He is like the trails he runs. Tough, raw, up and down at the tightest turns. Since he wasn’t going to run for 27 hours, he went horseback riding with me (his first time), as I had planned to do while I waited. I knew he wanted to leave then and there, but he did not mention it. He liked the ride. I liked that he got to see me in my element, though I wonder if he has an opinion about it. I hope he is aware of this big, long opinion I have about his thing.
I blamed myself for a bit. I thought that maybe, since I was there, I should have pushed him to do it, knowing guilt would kick in if he didn’t. But guilt wars are an ancient thing, like running itself. It was his choice, and he wouldn’t have listened to me anyway.
The Dolomites took him on an edge he hadn’t been before, the end point of a debate he’d been having for a while. In my non-running feet I tried to be there for him, a pacer of sorts.
Four days later, he flew to Nepal to help out with the post-earthquake rebuilding. The journey and the hills of Pokhara led him back to his feet, and I was on the other side of a phone screen to witness it. He’ll be running the 80K Ultratrail Supramonte Seaside in Sardinia in October, another race I found for him a while ago knowing he would love the mountain tops, wild beaches and sand canyons as much as I do.

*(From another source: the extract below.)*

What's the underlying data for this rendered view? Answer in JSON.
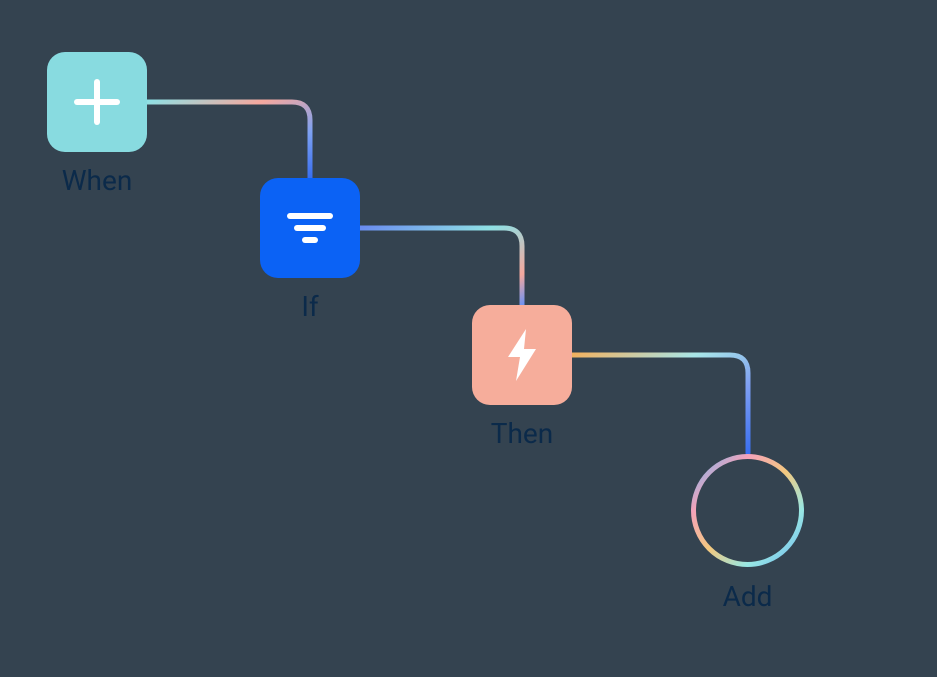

As for me, I went home to see my family in Sicily for the summer and volunteered at the 64K Etnatrail, a race up Mount Etna, at 3340m the tallest (and active) volcano in Europe. He wasn’t there running it, and for the first time I was on the other side of it. I cut cheese, bread and watermelons, poured gallons of coke into the runners’ cups, refilled their water bottles and cheered them on until I medaled them at the finish line. I got kisses, hugs and the best sandwich ever. I danced and laughed and met amazing people who were there for the simple sake of bringing everyone closer to their beloved mountain. I got an invitation for next year too. I went home overdosing with joy.
It’s been a year now since he moved to Italy, and six months since we crossed paths for the first time. He is getting close to his 100thrace in 10 years of running, and when I asked him months ago how he would celebrate he said “By running the 101st”.
We aren’t lovers anymore. I see us like two shoelaces of the same pair of shoes, tied with different knots. And I didn’t pick up serious running.
I dug into it, my way, reading and listening to anything I could find, feeling like I am missing something– same way he made me feel many times. But my thing is still riding on a 600kg pile of power on four legs. It is my pace, as hard as it is to follow.
Nonetheless, the volunteer bug is now officially part of me. In a way, his running helped me slow down and find things. Good things.
This story is mine and it is one in many, but it tells a universal tale. The one of freedom and of what it means to watch it flow, struggle and rise again.
Of finding a pace and being taken places you knew existed– but did not know you’d listen when they spoke to you. It is about being reminded there is only one finish line (his words).
Running may be the simple act of using one’s hardware, but I have learned it carries you further than your legs can go. And to watch it happen next to you is a powerful thing. So kudos to him, and all the shoes he burns through.
Originally published at hikeaboo.com on September 3, 2015.